### INSTRUCTIONS TO FOLLOW
Reproduce the listing below verbatim.

### DATA PROVIDED

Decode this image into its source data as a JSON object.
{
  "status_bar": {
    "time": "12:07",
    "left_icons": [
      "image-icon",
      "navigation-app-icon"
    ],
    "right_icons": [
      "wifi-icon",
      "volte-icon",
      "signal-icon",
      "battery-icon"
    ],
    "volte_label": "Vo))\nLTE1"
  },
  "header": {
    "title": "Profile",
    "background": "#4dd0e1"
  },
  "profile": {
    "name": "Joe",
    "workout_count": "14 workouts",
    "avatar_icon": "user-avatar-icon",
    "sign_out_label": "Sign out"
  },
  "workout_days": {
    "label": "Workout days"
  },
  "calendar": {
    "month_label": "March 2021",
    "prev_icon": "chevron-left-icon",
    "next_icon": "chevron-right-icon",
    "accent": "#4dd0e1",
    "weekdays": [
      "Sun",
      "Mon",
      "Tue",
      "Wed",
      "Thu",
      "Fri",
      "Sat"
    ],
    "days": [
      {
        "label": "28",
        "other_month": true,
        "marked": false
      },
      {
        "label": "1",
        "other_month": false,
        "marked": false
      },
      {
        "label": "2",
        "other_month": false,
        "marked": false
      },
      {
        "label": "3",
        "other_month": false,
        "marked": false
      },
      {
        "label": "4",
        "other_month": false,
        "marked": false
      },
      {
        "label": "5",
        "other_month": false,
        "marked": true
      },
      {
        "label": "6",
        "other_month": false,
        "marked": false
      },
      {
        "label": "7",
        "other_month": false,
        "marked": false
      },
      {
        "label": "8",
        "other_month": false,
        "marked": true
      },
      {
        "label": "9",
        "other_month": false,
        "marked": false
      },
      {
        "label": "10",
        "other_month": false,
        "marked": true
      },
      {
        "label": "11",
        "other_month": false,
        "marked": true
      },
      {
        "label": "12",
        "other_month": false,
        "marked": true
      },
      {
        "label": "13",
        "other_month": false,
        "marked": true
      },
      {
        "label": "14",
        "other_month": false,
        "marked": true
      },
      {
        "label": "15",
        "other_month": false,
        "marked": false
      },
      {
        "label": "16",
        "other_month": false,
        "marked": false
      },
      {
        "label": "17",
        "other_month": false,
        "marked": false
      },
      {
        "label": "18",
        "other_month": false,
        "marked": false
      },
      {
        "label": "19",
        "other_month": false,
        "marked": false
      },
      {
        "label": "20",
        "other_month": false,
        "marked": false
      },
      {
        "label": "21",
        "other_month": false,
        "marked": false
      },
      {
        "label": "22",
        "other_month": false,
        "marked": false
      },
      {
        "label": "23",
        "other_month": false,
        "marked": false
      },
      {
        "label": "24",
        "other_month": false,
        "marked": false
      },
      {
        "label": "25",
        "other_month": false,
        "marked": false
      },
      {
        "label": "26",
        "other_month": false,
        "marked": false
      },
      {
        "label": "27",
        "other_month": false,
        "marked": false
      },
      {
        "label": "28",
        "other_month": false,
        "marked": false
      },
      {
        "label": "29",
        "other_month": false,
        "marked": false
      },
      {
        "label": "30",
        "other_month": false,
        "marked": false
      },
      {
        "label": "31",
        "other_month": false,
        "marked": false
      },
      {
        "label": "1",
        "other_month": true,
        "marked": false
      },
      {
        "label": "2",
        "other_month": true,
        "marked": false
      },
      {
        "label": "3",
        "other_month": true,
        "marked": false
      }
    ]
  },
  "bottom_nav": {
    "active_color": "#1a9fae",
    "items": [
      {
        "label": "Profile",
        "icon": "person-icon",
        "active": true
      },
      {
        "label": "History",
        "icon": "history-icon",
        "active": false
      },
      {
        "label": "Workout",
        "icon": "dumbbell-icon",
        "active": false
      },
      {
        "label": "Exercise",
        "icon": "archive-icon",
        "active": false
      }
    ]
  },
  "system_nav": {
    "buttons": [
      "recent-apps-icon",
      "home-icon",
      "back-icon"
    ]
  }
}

### WRITTEN REPLY
Decode this image into its source data as a JSON object.
{
  "status_bar": {
    "time": "12:07",
    "left_icons": [
      "image-icon",
      "navigation-app-icon"
    ],
    "right_icons": [
      "wifi-icon",
      "volte-icon",
      "signal-icon",
      "battery-icon"
    ],
    "volte_label": "Vo))\nLTE1"
  },
  "header": {
    "title": "Profile",
    "background": "#4dd0e1"
  },
  "profile": {
    "name": "Joe",
    "workout_count": "14 workouts",
    "avatar_icon": "user-avatar-icon",
    "sign_out_label": "Sign out"
  },
  "workout_days": {
    "label": "Workout days"
  },
  "calendar": {
    "month_label": "March 2021",
    "prev_icon": "chevron-left-icon",
    "next_icon": "chevron-right-icon",
    "accent": "#4dd0e1",
    "weekdays": [
      "Sun",
      "Mon",
      "Tue",
      "Wed",
      "Thu",
      "Fri",
      "Sat"
    ],
    "days": [
      {
        "label": "28",
        "other_month": true,
        "marked": false
      },
      {
        "label": "1",
        "other_month": false,
        "marked": false
      },
      {
        "label": "2",
        "other_month": false,
        "marked": false
      },
      {
        "label": "3",
        "other_month": false,
        "marked": false
      },
      {
        "label": "4",
        "other_month": false,
        "marked": false
      },
      {
        "label": "5",
        "other_month": false,
        "marked": true
      },
      {
        "label": "6",
        "other_month": false,
        "marked": false
      },
      {
        "label": "7",
        "other_month": false,
        "marked": false
      },
      {
        "label": "8",
        "other_month": false,
        "marked": true
      },
      {
        "label": "9",
        "other_month": false,
        "marked": false
      },
      {
        "label": "10",
        "other_month": false,
        "marked": true
      },
      {
        "label": "11",
        "other_month": false,
        "marked": true
      },
      {
        "label": "12",
        "other_month": false,
        "marked": true
      },
      {
        "label": "13",
        "other_month": false,
        "marked": true
      },
      {
        "label": "14",
        "other_month": false,
        "marked": true
      },
      {
        "label": "15",
        "other_month": false,
        "marked": false
      },
      {
        "label": "16",
        "other_month": false,
        "marked": false
      },
      {
        "label": "17",
        "other_month": false,
        "marked": false
      },
      {
        "label": "18",
        "other_month": false,
        "marked": false
      },
      {
        "label": "19",
        "other_month": false,
        "marked": false
      },
      {
        "label": "20",
        "other_month": false,
        "marked": false
      },
      {
        "label": "21",
        "other_month": false,
        "marked": false
      },
      {
        "label": "22",
        "other_month": false,
        "marked": false
      },
      {
        "label": "23",
        "other_month": false,
        "marked": false
      },
      {
        "label": "24",
        "other_month": false,
        "marked": false
      },
      {
        "label": "25",
        "other_month": false,
        "marked": false
      },
      {
        "label": "26",
        "other_month": false,
        "marked": false
      },
      {
        "label": "27",
        "other_month": false,
        "marked": false
      },
      {
        "label": "28",
        "other_month": false,
        "marked": false
      },
      {
        "label": "29",
        "other_month": false,
        "marked": false
      },
      {
        "label": "30",
        "other_month": false,
        "marked": false
      },
      {
        "label": "31",
        "other_month": false,
        "marked": false
      },
      {
        "label": "1",
        "other_month": true,
        "marked": false
      },
      {
        "label": "2",
        "other_month": true,
        "marked": false
      },
      {
        "label": "3",
        "other_month": true,
        "marked": false
      }
    ]
  },
  "bottom_nav": {
    "active_color": "#1a9fae",
    "items": [
      {
        "label": "Profile",
        "icon": "person-icon",
        "active": true
      },
      {
        "label": "History",
        "icon": "history-icon",
        "active": false
      },
      {
        "label": "Workout",
        "icon": "dumbbell-icon",
        "active": false
      },
      {
        "label": "Exercise",
        "icon": "archive-icon",
        "active": false
      }
    ]
  },
  "system_nav": {
    "buttons": [
      "recent-apps-icon",
      "home-icon",
      "back-icon"
    ]
  }
}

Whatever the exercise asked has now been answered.